Component data from apps and pages:
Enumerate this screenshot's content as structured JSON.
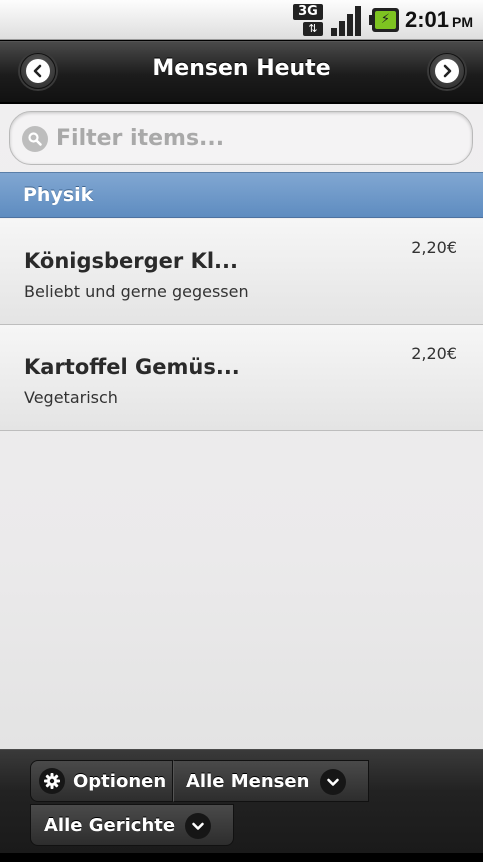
{
  "status_bar": {
    "network_label": "3G",
    "network_arrows": "⇅",
    "time": "2:01",
    "ampm": "PM",
    "battery_symbol": "⚡",
    "icons": [
      "3g-icon",
      "signal-icon",
      "battery-charging-icon"
    ]
  },
  "header": {
    "title": "Mensen Heute",
    "back_icon": "chevron-left-icon",
    "forward_icon": "chevron-right-icon"
  },
  "search": {
    "placeholder": "Filter items...",
    "value": ""
  },
  "group": {
    "title": "Physik"
  },
  "items": [
    {
      "name": "Königsberger Kl...",
      "description": "Beliebt und gerne gegessen",
      "price": "2,20€"
    },
    {
      "name": "Kartoffel Gemüs...",
      "description": "Vegetarisch",
      "price": "2,20€"
    }
  ],
  "footer": {
    "options_label": "Optionen",
    "mensen_label": "Alle Mensen",
    "gerichte_label": "Alle Gerichte"
  },
  "colors": {
    "header_bg": "#1c1c1c",
    "divider_bg": "#6d97c8",
    "battery_fill": "#7ec321"
  }
}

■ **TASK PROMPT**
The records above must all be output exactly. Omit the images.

■ **TASK OUTPUT**
Enumerate this screenshot's content as structured JSON.
{
  "status_bar": {
    "network_label": "3G",
    "network_arrows": "⇅",
    "time": "2:01",
    "ampm": "PM",
    "battery_symbol": "⚡",
    "icons": [
      "3g-icon",
      "signal-icon",
      "battery-charging-icon"
    ]
  },
  "header": {
    "title": "Mensen Heute",
    "back_icon": "chevron-left-icon",
    "forward_icon": "chevron-right-icon"
  },
  "search": {
    "placeholder": "Filter items...",
    "value": ""
  },
  "group": {
    "title": "Physik"
  },
  "items": [
    {
      "name": "Königsberger Kl...",
      "description": "Beliebt und gerne gegessen",
      "price": "2,20€"
    },
    {
      "name": "Kartoffel Gemüs...",
      "description": "Vegetarisch",
      "price": "2,20€"
    }
  ],
  "footer": {
    "options_label": "Optionen",
    "mensen_label": "Alle Mensen",
    "gerichte_label": "Alle Gerichte"
  },
  "colors": {
    "header_bg": "#1c1c1c",
    "divider_bg": "#6d97c8",
    "battery_fill": "#7ec321"
  }
}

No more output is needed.